*WORK TO COMPLETE*
Among the entries, which lines carry the string "title"? Copy each of them.

*MATERIAL TO PROCESS*
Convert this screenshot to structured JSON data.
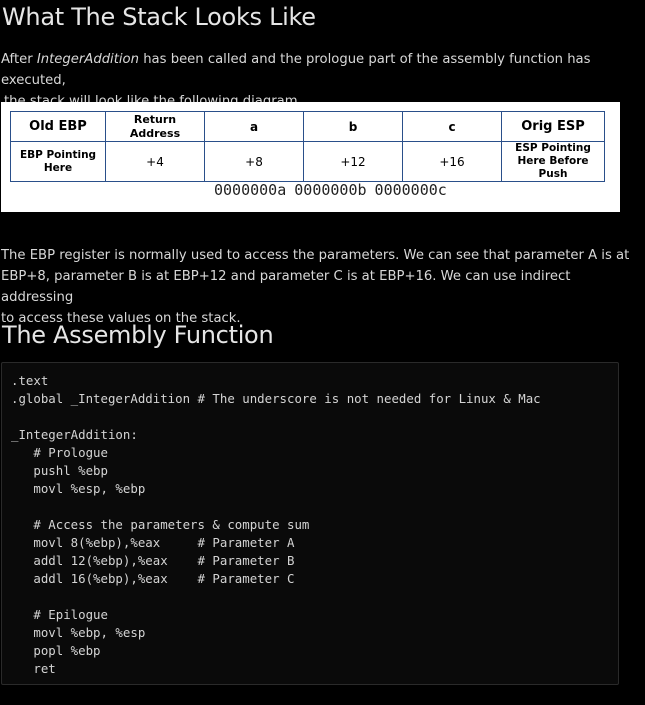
{
  "section1": {
    "title": "What The Stack Looks Like",
    "intro": {
      "line1_prefix": "After ",
      "function_name": "IntegerAddition",
      "line1_suffix": " has been called and the prologue part of the assembly function has executed,",
      "line2": "the stack will look like the following diagram."
    }
  },
  "diagram": {
    "headers": [
      "Old EBP",
      "Return Address",
      "a",
      "b",
      "c",
      "Orig ESP"
    ],
    "row2": [
      "EBP Pointing Here",
      "+4",
      "+8",
      "+12",
      "+16",
      "ESP Pointing Here Before Push"
    ],
    "param_values": "0000000a 0000000b 0000000c",
    "border_color": "#2a4f8a"
  },
  "section1_body": {
    "line1": "The EBP register is normally used to access the parameters. We can see that parameter A is at",
    "line2": "EBP+8, parameter B is at EBP+12 and parameter C is at EBP+16. We can use indirect addressing",
    "line3": "to access these values on the stack."
  },
  "section2": {
    "title": "The Assembly Function",
    "code": ".text\n.global _IntegerAddition # The underscore is not needed for Linux & Mac\n\n_IntegerAddition:\n   # Prologue\n   pushl %ebp\n   movl %esp, %ebp\n\n   # Access the parameters & compute sum\n   movl 8(%ebp),%eax     # Parameter A\n   addl 12(%ebp),%eax    # Parameter B\n   addl 16(%ebp),%eax    # Parameter C\n\n   # Epilogue\n   movl %ebp, %esp\n   popl %ebp\n   ret"
  }
}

*ANSWER SPACE*
    "title": "What The Stack Looks Like",
    "title": "The Assembly Function",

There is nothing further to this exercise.